The Boundary – Waitākere Walks

We’re so lucky to have one of North Island’s most prized jewels, the Waitākere Ranges, on our doorstep, and until, we find a way to kill kauri dieback, must do all we can to protect this taonga for future generations.

This evocative western strip of Aotearoa’s second city comprises 16,000 hectares of dense forest, rolling hills, cliff faces and black sandy beaches that tumble into the some of the country’s best surf. However, since 2018, many of the 250km of hiking trails have been to stem the spread of the disease, scientifically named phytophthora agathidicida, that has so far killed thousands of trees since at least 2006. It’s not just the loss of kauri that’s the tragedy, nearly 20 other species rely on them within the ecosystem, so when they die there are knock-on effects throughout the forest.

Kauri dieback is mainly spread by humans, its microscope spores attaching themselves to the bottom of shoes before being walked into other areas where the then affixes to kauri roots to starve the trees of nutrients.

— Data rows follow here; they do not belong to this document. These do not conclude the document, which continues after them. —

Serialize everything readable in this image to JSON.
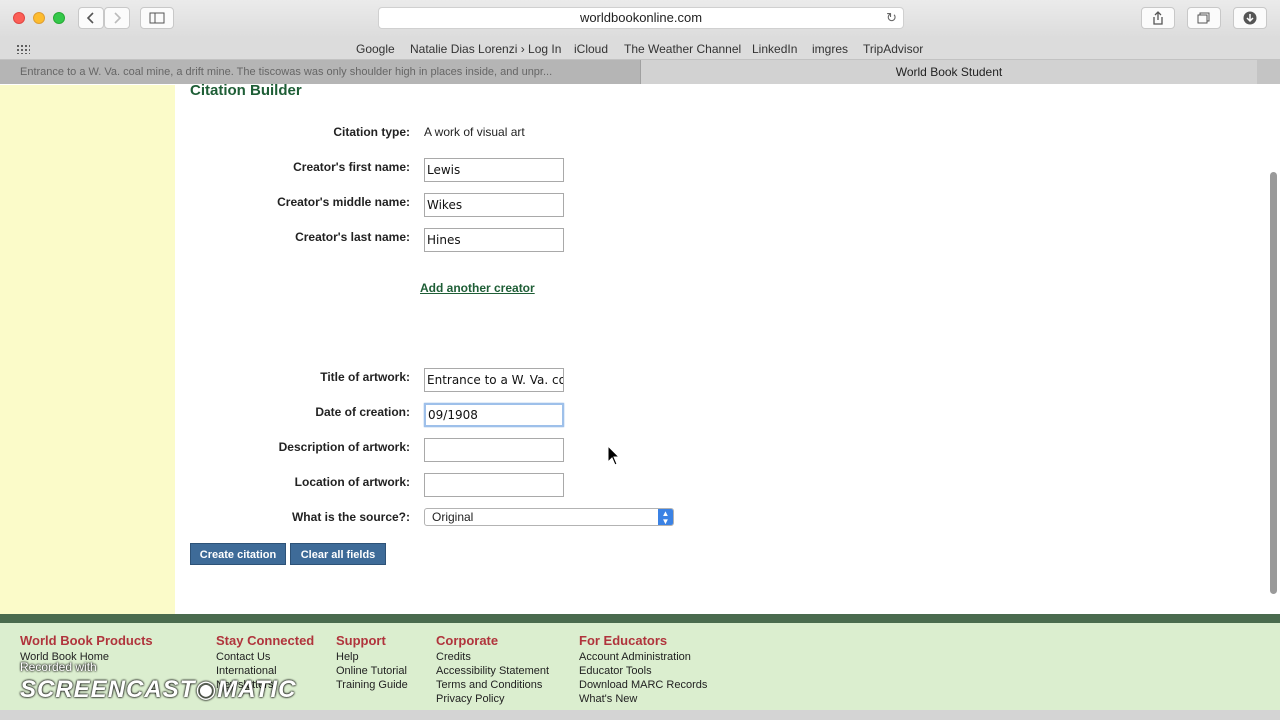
{
  "browser": {
    "url": "worldbookonline.com",
    "bookmarks": [
      "Google",
      "Natalie Dias Lorenzi › Log In",
      "iCloud",
      "The Weather Channel",
      "LinkedIn",
      "imgres",
      "TripAdvisor"
    ],
    "tabs": [
      {
        "title": "Entrance to a W. Va. coal mine, a drift mine. The tiscowas was only shoulder high in places inside, and unpr..."
      },
      {
        "title": "World Book Student"
      }
    ]
  },
  "page": {
    "heading": "Citation Builder",
    "citation_type_label": "Citation type:",
    "citation_type_value": "A work of visual art",
    "first_name_label": "Creator's first name:",
    "first_name_value": "Lewis",
    "middle_name_label": "Creator's middle name:",
    "middle_name_value": "Wikes",
    "last_name_label": "Creator's last name:",
    "last_name_value": "Hines",
    "add_creator_link": "Add another creator",
    "title_label": "Title of artwork:",
    "title_value": "Entrance to a W. Va. coa",
    "date_label": "Date of creation:",
    "date_value": "09/1908",
    "description_label": "Description of artwork:",
    "description_value": "",
    "location_label": "Location of artwork:",
    "location_value": "",
    "source_label": "What is the source?:",
    "source_value": "Original",
    "create_button": "Create citation",
    "clear_button": "Clear all fields"
  },
  "footer": {
    "columns": [
      {
        "heading": "World Book Products",
        "links": [
          "World Book Home"
        ]
      },
      {
        "heading": "Stay Connected",
        "links": [
          "Contact Us",
          "International",
          "Newsletters"
        ]
      },
      {
        "heading": "Support",
        "links": [
          "Help",
          "Online Tutorial",
          "Training Guide"
        ]
      },
      {
        "heading": "Corporate",
        "links": [
          "Credits",
          "Accessibility Statement",
          "Terms and Conditions",
          "Privacy Policy"
        ]
      },
      {
        "heading": "For Educators",
        "links": [
          "Account Administration",
          "Educator Tools",
          "Download MARC Records",
          "What's New"
        ]
      }
    ]
  },
  "watermark": {
    "line1": "Recorded with",
    "line2": "SCREENCAST◉MATIC"
  },
  "colors": {
    "heading": "#1e5e36",
    "sidebar": "#fbfbc9",
    "footer_bg": "#dbeecf",
    "footer_heading": "#b0343c",
    "button": "#3e6b98"
  }
}
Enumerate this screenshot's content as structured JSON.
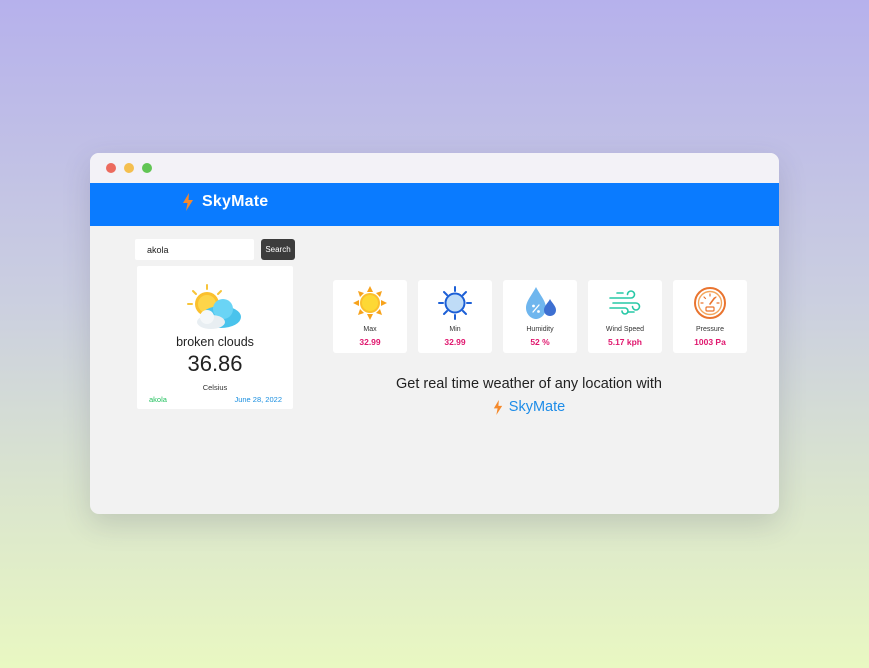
{
  "navbar": {
    "brand": "SkyMate",
    "brand_icon": "lightning-icon",
    "color": "#0a7bff"
  },
  "search": {
    "value": "akola",
    "button_label": "Search"
  },
  "weather": {
    "icon": "sun-behind-clouds-icon",
    "description": "broken clouds",
    "temperature": "36.86",
    "unit": "Celsius",
    "city": "akola",
    "date": "June 28, 2022"
  },
  "stats": [
    {
      "label": "Max",
      "value": "32.99",
      "icon": "sun-icon"
    },
    {
      "label": "Min",
      "value": "32.99",
      "icon": "sun-outline-icon"
    },
    {
      "label": "Humidity",
      "value": "52 %",
      "icon": "water-drops-icon"
    },
    {
      "label": "Wind Speed",
      "value": "5.17 kph",
      "icon": "wind-icon"
    },
    {
      "label": "Pressure",
      "value": "1003 Pa",
      "icon": "gauge-icon"
    }
  ],
  "promo": {
    "text": "Get real time weather of any location with",
    "brand": "SkyMate"
  },
  "colors": {
    "accent": "#0a7bff",
    "value": "#e0176e",
    "city": "#23c15f",
    "date": "#1a8fe0",
    "brand_text": "#1d8ce8"
  }
}
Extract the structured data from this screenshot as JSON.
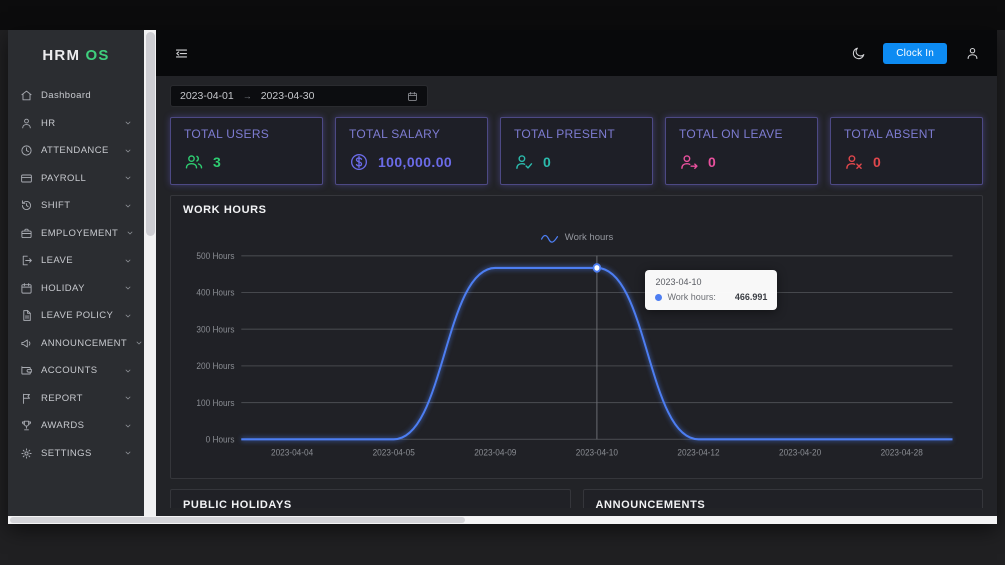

Sadly, a 2016 report found more than eight out of 10 visitors to the ranges don’t use the cleaning stations when entering tracks, went off track and used tracks that were closed. Earlier this year it was announced six more of the tracks would open, with 11 more to open soon, bringing the total to around 50 (of 145). There are also plans to upgrade and build more.


Head to the Auckland Council website for a list of all the open tracks, in the meantime, here are five of the best:

  • Kitekite Falls: a perennial favourite, this one-hour trail winds its way from the end of Glen Esk Road in Piha to the gorgeous waterfall, replete with swimmable water hole. Call in for a bite and a beer at Piha Café when you’re done.
  • Caves Track: A great adventure for the kids. Right next to Whatipu Beach and the dune wetlands, the short Caves Track winds its way past a series of cliff face caves, the largest of which one hosted a ballroom! However, the dancefloor has long since been buried beneath the drifting sands.
  • Huia Lookout: Head here for a panoramic view of the Waitakere Ranges and over the coastline toward Manakau Harbour and the Awhitu sand bar. It’s a short, easy walk in and out from the carpark off Huia Road.
  • Huia Dam Road: Those wanting to stretch their legs a little further should make for the Huia Dam Stretching for around 10km with some pretty impressive views of both Upper and Lower Huia Dams. This one’s a goodie for runner and cyclists, too.
  • Anawhata Beach: A real hidden gem of the ranges, this track winds down to one of the region’s best—and, whisper it—best kept secrets, Anawhata Beach. From the carpark on Anwhata Road, it’s about a 20-minute walk down to the enclosed sands that are home to some strange rock formations and super surf breaks.


Help to protect from kauri dieback by:

  • Cleaning shoes, tyres and outdoor equipment before and after entering kauri forest
  • Ensure scrubbing and spraying of shoes at the cleaning stations at the entry to tracks on the way in and out.
  • Stick to the trails and well away from kauri roots.
  • Preferably dogs should not be walked in affected areas, but if you do, keep them on a leash.